## Work required
Your answer must be an exact copy of the entries, containing no images.

## Given records
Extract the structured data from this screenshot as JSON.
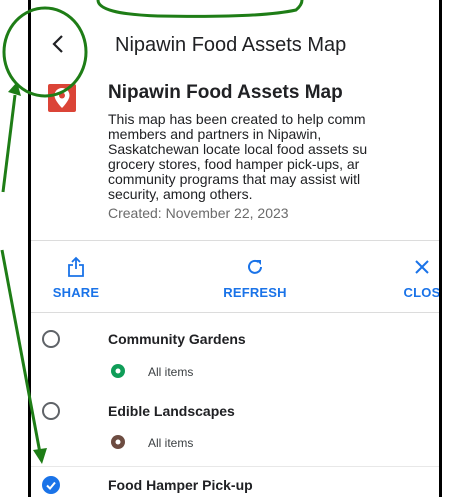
{
  "header": {
    "back_icon": "chevron-left-icon",
    "title": "Nipawin Food Assets Map"
  },
  "map_info": {
    "icon": "map-pin-icon",
    "icon_color": "#db4437",
    "title": "Nipawin Food Assets Map",
    "description": "This map has been created to help comm\nmembers and partners in Nipawin,\nSaskatchewan locate local food assets su\ngrocery stores, food hamper pick-ups, ar\ncommunity programs that may assist witl\nsecurity, among others.",
    "created": "Created: November 22, 2023"
  },
  "actions": {
    "share": {
      "label": "SHARE",
      "icon": "share-icon"
    },
    "refresh": {
      "label": "REFRESH",
      "icon": "refresh-icon"
    },
    "close": {
      "label": "CLOS",
      "icon": "close-icon"
    }
  },
  "layers": [
    {
      "name": "Community Gardens",
      "checked": false,
      "sub_label": "All items",
      "sub_color": "#0f9d58"
    },
    {
      "name": "Edible Landscapes",
      "checked": false,
      "sub_label": "All items",
      "sub_color": "#6d4c41"
    },
    {
      "name": "Food Hamper Pick-up",
      "checked": true
    }
  ],
  "colors": {
    "accent": "#1a73e8",
    "annotation": "#1e7d16"
  }
}
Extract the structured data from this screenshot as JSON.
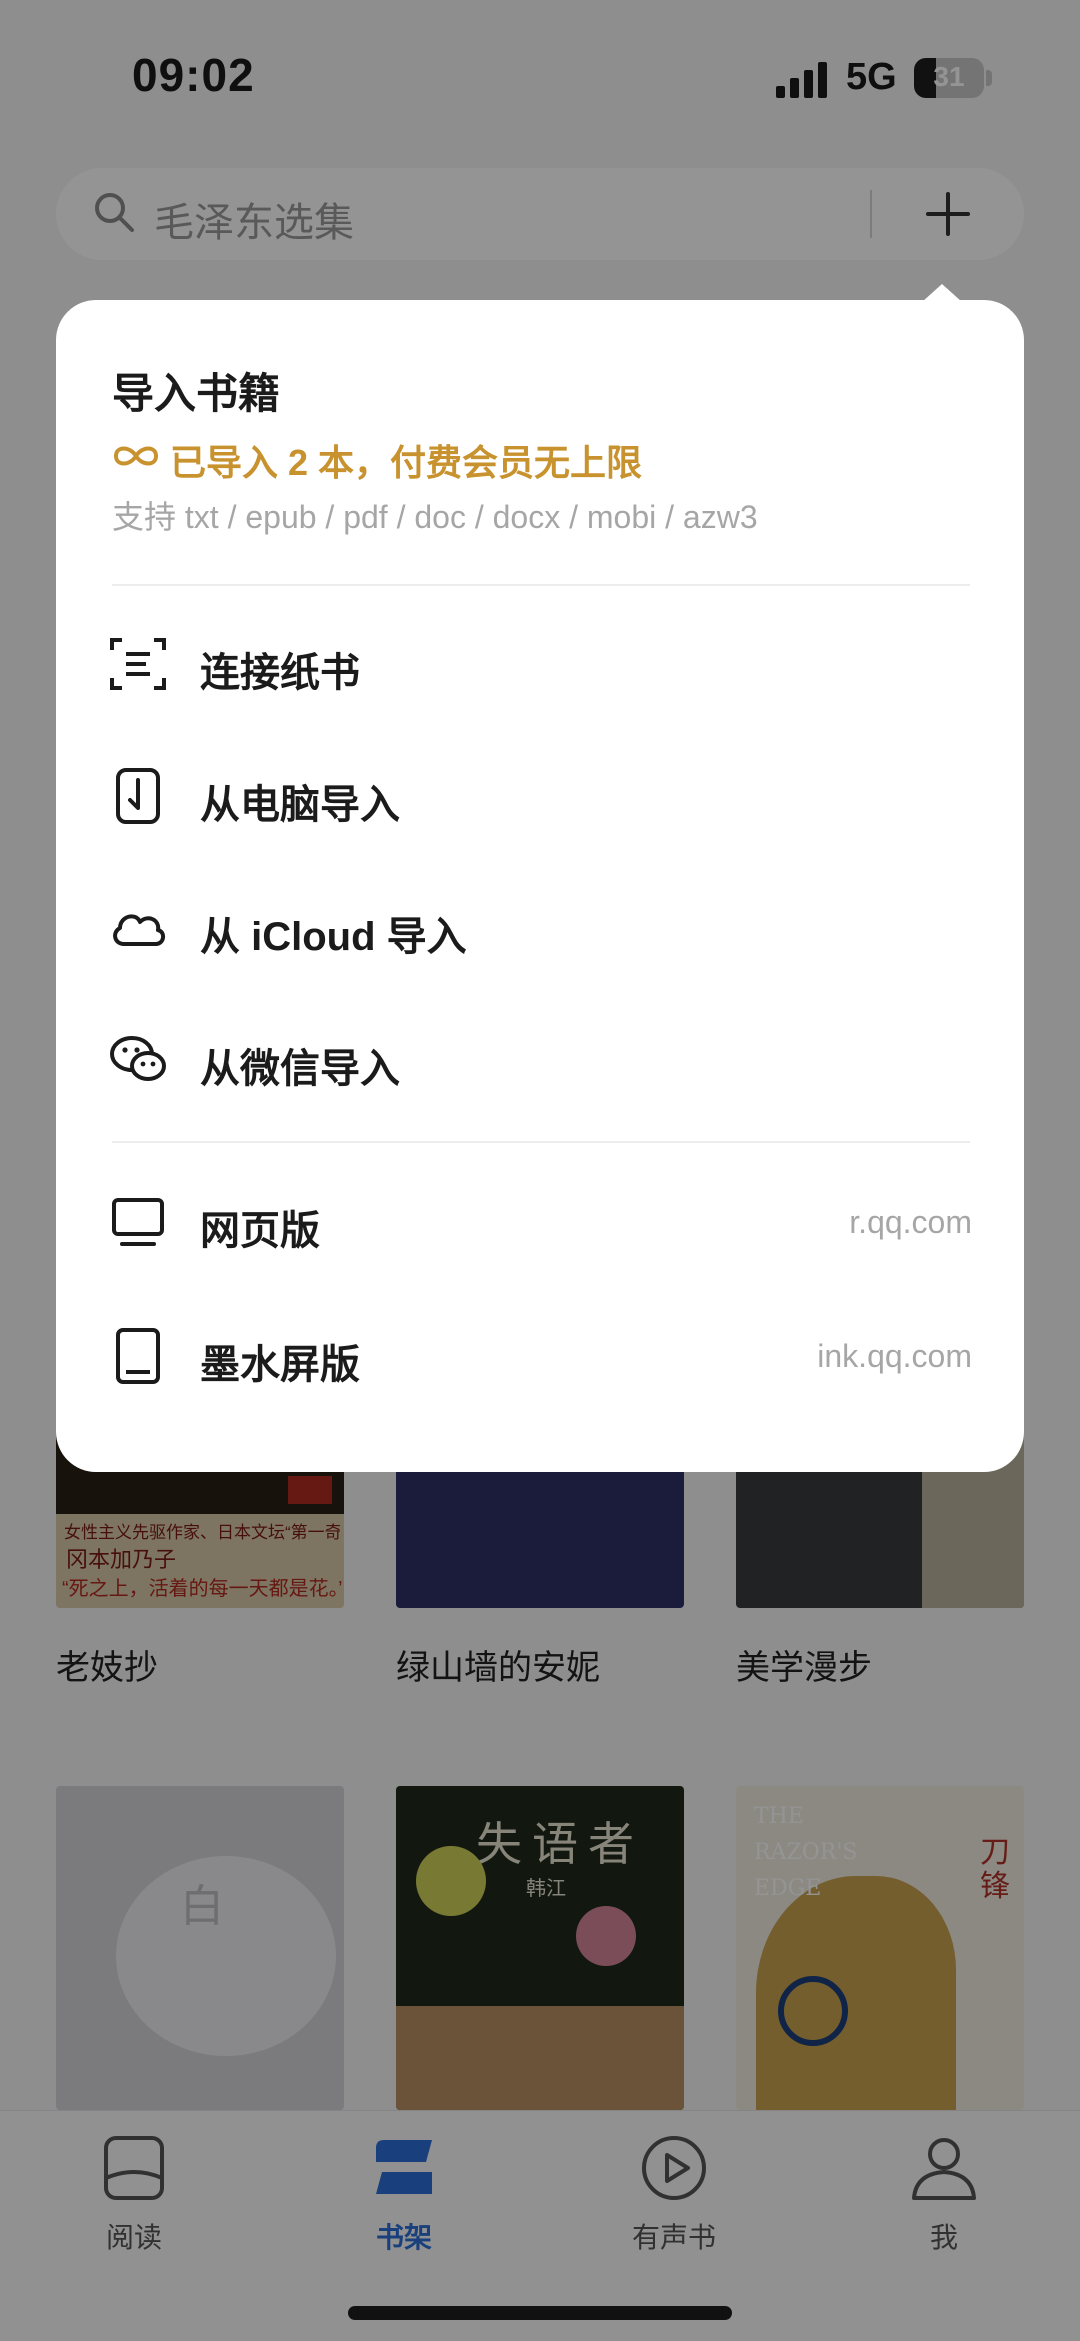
{
  "status": {
    "time": "09:02",
    "network": "5G",
    "battery": "31",
    "battery_level": 0.31
  },
  "search": {
    "placeholder": "毛泽东选集"
  },
  "books": [
    {
      "title": "老妓抄"
    },
    {
      "title": "绿山墙的安妮"
    },
    {
      "title": "美学漫步"
    }
  ],
  "covers": {
    "laojichao": {
      "line1": "女性主义先驱作家、日本文坛“第一奇女子”",
      "author": "冈本加乃子",
      "quote": "“死之上，活着的每一天都是花。”"
    },
    "bai": {
      "title": "白"
    },
    "shiyuzhe": {
      "title": "失语者",
      "author": "韩江"
    },
    "razor": {
      "title_en_1": "THE",
      "title_en_2": "RAZOR'S",
      "title_en_3": "EDGE",
      "title_cn": "刀锋"
    }
  },
  "tabs": [
    {
      "label": "阅读",
      "icon": "book-icon"
    },
    {
      "label": "书架",
      "icon": "bookshelf-icon",
      "active": true
    },
    {
      "label": "有声书",
      "icon": "play-icon"
    },
    {
      "label": "我",
      "icon": "person-icon"
    }
  ],
  "popup": {
    "title": "导入书籍",
    "quota": "已导入 2 本，付费会员无上限",
    "formats": "支持 txt / epub / pdf / doc / docx / mobi / azw3",
    "items": [
      {
        "label": "连接纸书",
        "icon": "scan-icon"
      },
      {
        "label": "从电脑导入",
        "icon": "phone-import-icon"
      },
      {
        "label": "从 iCloud 导入",
        "icon": "cloud-icon"
      },
      {
        "label": "从微信导入",
        "icon": "wechat-icon"
      },
      {
        "label": "网页版",
        "icon": "monitor-icon",
        "url": "r.qq.com"
      },
      {
        "label": "墨水屏版",
        "icon": "tablet-icon",
        "url": "ink.qq.com"
      }
    ]
  },
  "colors": {
    "accent_gold": "#c8922e",
    "tab_active": "#2b6fd6"
  }
}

## Expected answer
Extract the structured data from this screenshot as JSON.
{
  "header": {
    "back_icon": "chevron-left-icon",
    "title": "Nipawin Food Assets Map"
  },
  "map_info": {
    "icon": "map-pin-icon",
    "icon_color": "#db4437",
    "title": "Nipawin Food Assets Map",
    "description": "This map has been created to help comm\nmembers and partners in Nipawin,\nSaskatchewan locate local food assets su\ngrocery stores, food hamper pick-ups, ar\ncommunity programs that may assist witl\nsecurity, among others.",
    "created": "Created: November 22, 2023"
  },
  "actions": {
    "share": {
      "label": "SHARE",
      "icon": "share-icon"
    },
    "refresh": {
      "label": "REFRESH",
      "icon": "refresh-icon"
    },
    "close": {
      "label": "CLOS",
      "icon": "close-icon"
    }
  },
  "layers": [
    {
      "name": "Community Gardens",
      "checked": false,
      "sub_label": "All items",
      "sub_color": "#0f9d58"
    },
    {
      "name": "Edible Landscapes",
      "checked": false,
      "sub_label": "All items",
      "sub_color": "#6d4c41"
    },
    {
      "name": "Food Hamper Pick-up",
      "checked": true
    }
  ],
  "colors": {
    "accent": "#1a73e8",
    "annotation": "#1e7d16"
  }
}
Extract the structured data from this screenshot as JSON.
{
  "status": {
    "time": "09:02",
    "network": "5G",
    "battery": "31",
    "battery_level": 0.31
  },
  "search": {
    "placeholder": "毛泽东选集"
  },
  "books": [
    {
      "title": "老妓抄"
    },
    {
      "title": "绿山墙的安妮"
    },
    {
      "title": "美学漫步"
    }
  ],
  "covers": {
    "laojichao": {
      "line1": "女性主义先驱作家、日本文坛“第一奇女子”",
      "author": "冈本加乃子",
      "quote": "“死之上，活着的每一天都是花。”"
    },
    "bai": {
      "title": "白"
    },
    "shiyuzhe": {
      "title": "失语者",
      "author": "韩江"
    },
    "razor": {
      "title_en_1": "THE",
      "title_en_2": "RAZOR'S",
      "title_en_3": "EDGE",
      "title_cn": "刀锋"
    }
  },
  "tabs": [
    {
      "label": "阅读",
      "icon": "book-icon"
    },
    {
      "label": "书架",
      "icon": "bookshelf-icon",
      "active": true
    },
    {
      "label": "有声书",
      "icon": "play-icon"
    },
    {
      "label": "我",
      "icon": "person-icon"
    }
  ],
  "popup": {
    "title": "导入书籍",
    "quota": "已导入 2 本，付费会员无上限",
    "formats": "支持 txt / epub / pdf / doc / docx / mobi / azw3",
    "items": [
      {
        "label": "连接纸书",
        "icon": "scan-icon"
      },
      {
        "label": "从电脑导入",
        "icon": "phone-import-icon"
      },
      {
        "label": "从 iCloud 导入",
        "icon": "cloud-icon"
      },
      {
        "label": "从微信导入",
        "icon": "wechat-icon"
      },
      {
        "label": "网页版",
        "icon": "monitor-icon",
        "url": "r.qq.com"
      },
      {
        "label": "墨水屏版",
        "icon": "tablet-icon",
        "url": "ink.qq.com"
      }
    ]
  },
  "colors": {
    "accent_gold": "#c8922e",
    "tab_active": "#2b6fd6"
  }
}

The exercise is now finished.